Rick Capozzi | 08/24/18
North Bergen native Rick Capozzi has always tried to apply the lessons he learned while playing athletics into his business career on Wall Street. As a respected public speaker, Capozzi decided to put those guidelines into a book, entitled “The Growth Mindset,” which recently became available from Wiley publishing. Capozzi is now a Franklin Lakes resident with two daughters in the Ramapo High School soccer program. He spent a few minutes chatting about the book and the values it espouses.
What inspired you to write this?
Capozzi: I have been an active keynote speaker throughout North America for years, and people have been asking me when I would write a book. After 34 years on Wall Street, I have met many great leaders and mentors who have taught me so much, and I feel that these lessons need to be shared in order to help others achieve success.
How long did it take?
Capozzi: About three years.
What was the hardest part?
Capozzi: Letting go, and having to do revisions on top of revisions. Like an oil painting, you always feel that one last brush stroke will make it better. You have to step back and say it’s done, or else you will never finish.
What was the most fun part?
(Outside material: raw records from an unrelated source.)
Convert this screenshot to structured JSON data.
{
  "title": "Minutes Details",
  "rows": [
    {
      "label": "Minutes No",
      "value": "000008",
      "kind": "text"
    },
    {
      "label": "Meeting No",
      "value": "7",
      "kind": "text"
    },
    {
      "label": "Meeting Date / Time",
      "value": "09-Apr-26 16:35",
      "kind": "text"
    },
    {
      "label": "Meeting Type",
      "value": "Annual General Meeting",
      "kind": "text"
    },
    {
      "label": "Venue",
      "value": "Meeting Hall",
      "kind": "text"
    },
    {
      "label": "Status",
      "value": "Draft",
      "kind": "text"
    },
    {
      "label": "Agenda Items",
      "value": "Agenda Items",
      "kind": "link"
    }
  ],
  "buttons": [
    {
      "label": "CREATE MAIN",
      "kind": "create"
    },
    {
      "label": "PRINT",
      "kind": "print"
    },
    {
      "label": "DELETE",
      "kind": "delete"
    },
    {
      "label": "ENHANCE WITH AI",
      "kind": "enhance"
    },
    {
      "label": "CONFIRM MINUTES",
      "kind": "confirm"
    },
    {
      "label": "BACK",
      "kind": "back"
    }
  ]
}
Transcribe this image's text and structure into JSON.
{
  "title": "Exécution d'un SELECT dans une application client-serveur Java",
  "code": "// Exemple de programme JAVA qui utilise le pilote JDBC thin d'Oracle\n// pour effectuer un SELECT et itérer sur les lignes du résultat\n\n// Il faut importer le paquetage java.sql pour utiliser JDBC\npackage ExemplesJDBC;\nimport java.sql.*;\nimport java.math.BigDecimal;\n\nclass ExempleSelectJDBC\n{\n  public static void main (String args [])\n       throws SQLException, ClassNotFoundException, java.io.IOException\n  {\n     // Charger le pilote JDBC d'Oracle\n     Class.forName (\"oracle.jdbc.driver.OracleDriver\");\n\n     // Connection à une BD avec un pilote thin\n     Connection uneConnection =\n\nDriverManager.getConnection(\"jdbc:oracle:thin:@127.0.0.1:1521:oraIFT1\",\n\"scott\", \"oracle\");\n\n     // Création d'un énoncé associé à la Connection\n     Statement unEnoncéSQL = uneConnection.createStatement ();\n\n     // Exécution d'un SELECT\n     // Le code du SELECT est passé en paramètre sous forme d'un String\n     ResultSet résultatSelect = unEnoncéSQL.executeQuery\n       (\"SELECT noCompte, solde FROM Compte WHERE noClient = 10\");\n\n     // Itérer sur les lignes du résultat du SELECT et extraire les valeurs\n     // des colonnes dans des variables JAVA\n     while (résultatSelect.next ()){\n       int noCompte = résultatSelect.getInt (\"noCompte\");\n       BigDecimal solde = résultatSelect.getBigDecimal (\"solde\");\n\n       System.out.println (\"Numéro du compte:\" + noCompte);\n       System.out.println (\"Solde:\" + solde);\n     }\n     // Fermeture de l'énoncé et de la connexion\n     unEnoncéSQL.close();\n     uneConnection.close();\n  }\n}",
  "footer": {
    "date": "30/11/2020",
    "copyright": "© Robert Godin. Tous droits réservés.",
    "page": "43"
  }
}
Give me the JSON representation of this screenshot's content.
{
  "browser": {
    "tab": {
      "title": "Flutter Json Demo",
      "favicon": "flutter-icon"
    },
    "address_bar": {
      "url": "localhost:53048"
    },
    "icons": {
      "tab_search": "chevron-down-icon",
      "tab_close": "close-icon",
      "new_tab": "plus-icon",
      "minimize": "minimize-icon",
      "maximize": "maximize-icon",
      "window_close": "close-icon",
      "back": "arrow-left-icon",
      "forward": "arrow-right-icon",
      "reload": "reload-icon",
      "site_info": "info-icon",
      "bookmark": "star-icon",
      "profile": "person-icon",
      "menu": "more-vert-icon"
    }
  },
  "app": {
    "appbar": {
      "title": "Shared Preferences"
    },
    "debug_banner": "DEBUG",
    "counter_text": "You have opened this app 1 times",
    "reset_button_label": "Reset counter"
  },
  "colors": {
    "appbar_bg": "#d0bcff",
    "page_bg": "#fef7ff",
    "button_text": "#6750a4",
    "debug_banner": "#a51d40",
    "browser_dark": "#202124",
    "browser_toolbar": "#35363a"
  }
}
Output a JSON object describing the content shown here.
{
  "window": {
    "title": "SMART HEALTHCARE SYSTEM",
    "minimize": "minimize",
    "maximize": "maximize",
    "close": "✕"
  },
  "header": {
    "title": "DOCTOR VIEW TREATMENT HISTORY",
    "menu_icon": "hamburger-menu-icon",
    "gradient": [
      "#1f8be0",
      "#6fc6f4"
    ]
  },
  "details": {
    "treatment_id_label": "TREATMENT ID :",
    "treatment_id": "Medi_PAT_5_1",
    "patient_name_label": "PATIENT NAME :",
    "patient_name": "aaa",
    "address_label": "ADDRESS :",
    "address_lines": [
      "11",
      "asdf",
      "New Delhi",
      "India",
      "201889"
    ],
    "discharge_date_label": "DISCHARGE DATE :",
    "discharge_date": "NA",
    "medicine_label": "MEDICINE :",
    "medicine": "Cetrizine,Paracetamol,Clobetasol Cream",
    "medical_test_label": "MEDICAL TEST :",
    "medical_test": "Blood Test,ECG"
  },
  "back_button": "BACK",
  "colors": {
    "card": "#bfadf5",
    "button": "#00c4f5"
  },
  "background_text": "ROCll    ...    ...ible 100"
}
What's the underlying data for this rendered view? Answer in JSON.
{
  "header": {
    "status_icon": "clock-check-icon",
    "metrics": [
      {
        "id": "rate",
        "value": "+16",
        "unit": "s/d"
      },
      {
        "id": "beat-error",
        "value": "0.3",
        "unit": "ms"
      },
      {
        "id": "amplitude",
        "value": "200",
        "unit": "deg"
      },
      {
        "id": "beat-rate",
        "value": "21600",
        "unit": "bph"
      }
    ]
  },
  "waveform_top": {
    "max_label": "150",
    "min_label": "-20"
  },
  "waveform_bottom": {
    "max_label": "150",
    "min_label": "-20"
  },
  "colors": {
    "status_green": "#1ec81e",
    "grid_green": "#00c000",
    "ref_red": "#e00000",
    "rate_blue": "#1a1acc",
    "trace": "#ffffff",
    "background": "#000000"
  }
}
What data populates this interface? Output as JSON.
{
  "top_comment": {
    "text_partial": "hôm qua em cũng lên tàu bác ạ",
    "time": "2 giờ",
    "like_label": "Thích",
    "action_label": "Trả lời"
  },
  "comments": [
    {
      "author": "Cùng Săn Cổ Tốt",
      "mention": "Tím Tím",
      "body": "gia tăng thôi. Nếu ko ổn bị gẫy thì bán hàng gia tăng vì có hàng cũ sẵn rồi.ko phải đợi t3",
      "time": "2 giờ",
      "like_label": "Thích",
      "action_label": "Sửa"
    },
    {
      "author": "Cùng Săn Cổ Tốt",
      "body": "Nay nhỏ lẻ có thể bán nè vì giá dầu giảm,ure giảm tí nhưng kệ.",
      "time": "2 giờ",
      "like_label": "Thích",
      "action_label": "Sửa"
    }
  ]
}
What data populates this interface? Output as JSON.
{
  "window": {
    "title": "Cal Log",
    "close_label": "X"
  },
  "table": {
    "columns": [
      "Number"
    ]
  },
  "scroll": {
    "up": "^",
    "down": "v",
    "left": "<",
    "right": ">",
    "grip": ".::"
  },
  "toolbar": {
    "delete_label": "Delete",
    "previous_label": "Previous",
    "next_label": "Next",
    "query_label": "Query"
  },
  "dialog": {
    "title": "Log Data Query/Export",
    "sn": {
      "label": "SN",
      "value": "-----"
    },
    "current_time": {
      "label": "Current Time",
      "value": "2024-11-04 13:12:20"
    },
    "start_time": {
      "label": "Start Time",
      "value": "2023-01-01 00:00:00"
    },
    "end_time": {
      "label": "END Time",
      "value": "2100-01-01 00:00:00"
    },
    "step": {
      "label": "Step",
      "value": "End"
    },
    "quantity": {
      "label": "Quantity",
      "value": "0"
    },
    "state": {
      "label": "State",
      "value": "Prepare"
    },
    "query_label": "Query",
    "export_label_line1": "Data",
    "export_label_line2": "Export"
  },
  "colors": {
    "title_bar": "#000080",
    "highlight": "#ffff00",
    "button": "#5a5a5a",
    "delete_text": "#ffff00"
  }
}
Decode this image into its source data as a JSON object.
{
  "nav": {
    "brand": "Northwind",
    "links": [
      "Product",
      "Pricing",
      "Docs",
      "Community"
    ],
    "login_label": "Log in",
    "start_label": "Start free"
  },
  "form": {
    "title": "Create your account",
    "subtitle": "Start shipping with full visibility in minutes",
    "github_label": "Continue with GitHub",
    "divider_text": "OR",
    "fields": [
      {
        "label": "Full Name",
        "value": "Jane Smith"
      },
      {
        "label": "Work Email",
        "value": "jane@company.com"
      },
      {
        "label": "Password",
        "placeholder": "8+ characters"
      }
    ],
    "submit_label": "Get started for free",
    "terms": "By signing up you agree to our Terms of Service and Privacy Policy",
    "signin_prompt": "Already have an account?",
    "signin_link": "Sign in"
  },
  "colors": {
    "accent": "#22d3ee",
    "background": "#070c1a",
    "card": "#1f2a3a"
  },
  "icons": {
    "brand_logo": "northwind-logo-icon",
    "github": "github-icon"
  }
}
Capozzi: Interviewing all of the people in the book. These are my friends and outstanding leaders. They are driven, humble, and they care deeply about the team. I’m intrigued by human behavior, so my curiosity helped make this process extremely rewarding. The secret is in asking the right questions. Ninety percent of getting the right answers is asking the right questions.
Where do you see the connection to sports?
Capozzi: Playing sports has had a major impact on my life and career. Playing football, wrestling, and running track gave me foundational life skills. Some of the coaches, such as Tony Tabbacchino, Ira Wolfe, and Vince Ascolese showed me the difference that a great coach can make in your life, how to be responsible and resilient, how to have mental toughness, how to be a good team player, and how to win (as well as how to lose and learn from your mistakes). However, the biggest and most important lesson has always been perseverance; keep fighting!
Did you draw on your own athletic experiences in writing this?
Capozzi: Yes, I talk about how important it is to be an effective coach in the corporate world, how to inspire your team, and how to lead by example. I also write about what it takes to get in the zone and operate at your very best. One of my mistakes as a young manager was trying to motivate the unmotivated. You can’t coach desire.
What’s one key leadership mistake that coaches/leaders make?
Capozzi: They believe that a title automatically makes them a leader, so they become arrogant. As a result, they stop learning and listening. Coaches often forget it’s not about them; it’s about the team.
What makes a great leader or coach?
Capozzi: Based on my experience coaching many top Wall Street executives, you need to have four key characteristics:
Be completely transparent.
Have a clear vision of the future.
Be inspiring. The best leaders and coaches know what buttons to push to motivate each athlete.
What do you think sports figures could learn from your book?
Capozzi: Anyone that reads the book will learn how to become a better leader, coach, communicator, and collaborator, and they will learn how to help people reach their full potential. I also write that in order to be an effective coach you should also be coached from time to time. Some coaches stop growing and evolving because they have low self-awareness.
Are you going to write something else?
Capozzi: I’m always posting on LinkedIn, and I write a blog that’s on my website for the Capozzi Advisory Group (www.capozziadvisorygroup.com). The next book is a few years away, and it will focus on helping young adults and college students achieve success after graduation as they start their lives and careers.
I interview a lot of kids who say they want to go into “business” in college? Does athletic competition help train them for the business world?
Capozzi: Absolutely. Sports help you learn about yourself before you walk into that first office. The emotional ups and downs that come with competing on the field translate over to the workplace. I see some coaches that truly get it and help the student athletes develop into a confident future leader, while others just scream and intimidate. The best coaches change their students’ lives. They influence and inspire these athletes beyond a W.
Check out The Growth Mindset on Amazon for even more insights that will drive your success.
This article was originally featured in The Bergen Record and was written by Darren Cooper. (@VarsityAces)